What to do: Would you repeat the entries below exactly and omit the pictures?

Data:
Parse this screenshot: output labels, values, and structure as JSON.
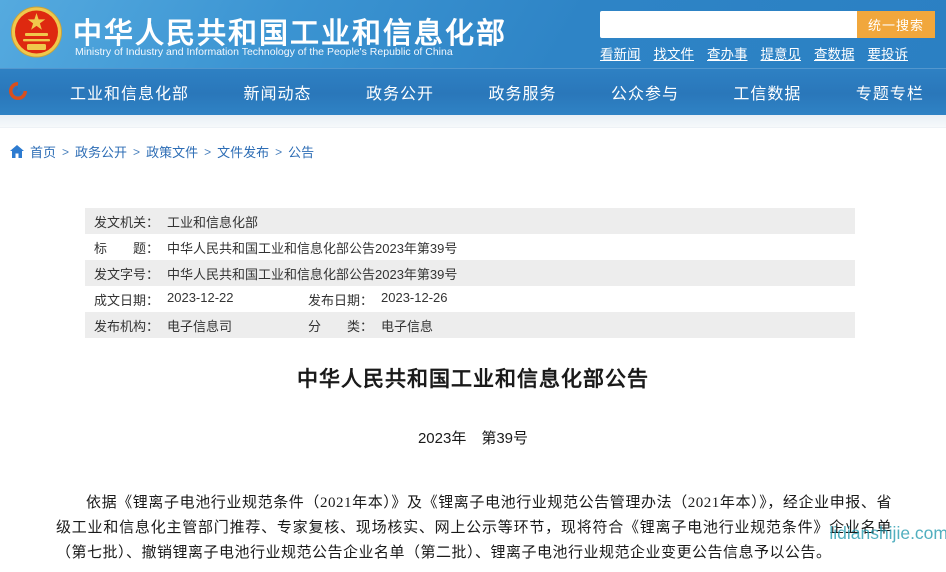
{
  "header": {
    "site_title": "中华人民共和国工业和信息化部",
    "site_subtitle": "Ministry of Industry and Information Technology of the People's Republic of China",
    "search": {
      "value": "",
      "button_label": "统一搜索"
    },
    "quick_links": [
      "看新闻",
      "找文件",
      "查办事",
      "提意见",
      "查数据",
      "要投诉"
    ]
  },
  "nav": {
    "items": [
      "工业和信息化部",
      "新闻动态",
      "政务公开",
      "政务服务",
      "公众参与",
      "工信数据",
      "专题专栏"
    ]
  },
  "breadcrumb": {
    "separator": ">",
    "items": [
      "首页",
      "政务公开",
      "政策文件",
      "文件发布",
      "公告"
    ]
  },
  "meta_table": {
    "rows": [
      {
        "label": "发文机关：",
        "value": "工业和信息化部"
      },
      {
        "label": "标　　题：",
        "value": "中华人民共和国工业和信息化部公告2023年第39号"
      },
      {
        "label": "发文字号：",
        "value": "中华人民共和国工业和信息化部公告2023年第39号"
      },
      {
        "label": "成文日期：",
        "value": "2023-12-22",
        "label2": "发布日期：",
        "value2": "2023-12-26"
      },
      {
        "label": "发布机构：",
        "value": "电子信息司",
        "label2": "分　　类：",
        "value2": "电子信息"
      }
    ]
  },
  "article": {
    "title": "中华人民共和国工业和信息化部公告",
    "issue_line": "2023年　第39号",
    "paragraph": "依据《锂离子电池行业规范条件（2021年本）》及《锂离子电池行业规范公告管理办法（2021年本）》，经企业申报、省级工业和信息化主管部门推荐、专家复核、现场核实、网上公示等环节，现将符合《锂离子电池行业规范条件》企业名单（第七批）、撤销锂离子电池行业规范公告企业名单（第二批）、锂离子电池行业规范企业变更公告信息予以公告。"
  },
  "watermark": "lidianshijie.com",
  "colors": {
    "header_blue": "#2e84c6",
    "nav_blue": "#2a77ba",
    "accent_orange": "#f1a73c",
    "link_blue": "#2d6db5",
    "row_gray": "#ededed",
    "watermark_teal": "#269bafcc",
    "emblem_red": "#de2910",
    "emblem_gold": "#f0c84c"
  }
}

Answer section:
Parse this screenshot: output labels, values, and structure as JSON.
{
  "header": {
    "site_title": "中华人民共和国工业和信息化部",
    "site_subtitle": "Ministry of Industry and Information Technology of the People's Republic of China",
    "search": {
      "value": "",
      "button_label": "统一搜索"
    },
    "quick_links": [
      "看新闻",
      "找文件",
      "查办事",
      "提意见",
      "查数据",
      "要投诉"
    ]
  },
  "nav": {
    "items": [
      "工业和信息化部",
      "新闻动态",
      "政务公开",
      "政务服务",
      "公众参与",
      "工信数据",
      "专题专栏"
    ]
  },
  "breadcrumb": {
    "separator": ">",
    "items": [
      "首页",
      "政务公开",
      "政策文件",
      "文件发布",
      "公告"
    ]
  },
  "meta_table": {
    "rows": [
      {
        "label": "发文机关：",
        "value": "工业和信息化部"
      },
      {
        "label": "标　　题：",
        "value": "中华人民共和国工业和信息化部公告2023年第39号"
      },
      {
        "label": "发文字号：",
        "value": "中华人民共和国工业和信息化部公告2023年第39号"
      },
      {
        "label": "成文日期：",
        "value": "2023-12-22",
        "label2": "发布日期：",
        "value2": "2023-12-26"
      },
      {
        "label": "发布机构：",
        "value": "电子信息司",
        "label2": "分　　类：",
        "value2": "电子信息"
      }
    ]
  },
  "article": {
    "title": "中华人民共和国工业和信息化部公告",
    "issue_line": "2023年　第39号",
    "paragraph": "依据《锂离子电池行业规范条件（2021年本）》及《锂离子电池行业规范公告管理办法（2021年本）》，经企业申报、省级工业和信息化主管部门推荐、专家复核、现场核实、网上公示等环节，现将符合《锂离子电池行业规范条件》企业名单（第七批）、撤销锂离子电池行业规范公告企业名单（第二批）、锂离子电池行业规范企业变更公告信息予以公告。"
  },
  "watermark": "lidianshijie.com",
  "colors": {
    "header_blue": "#2e84c6",
    "nav_blue": "#2a77ba",
    "accent_orange": "#f1a73c",
    "link_blue": "#2d6db5",
    "row_gray": "#ededed",
    "watermark_teal": "#269bafcc",
    "emblem_red": "#de2910",
    "emblem_gold": "#f0c84c"
  }
}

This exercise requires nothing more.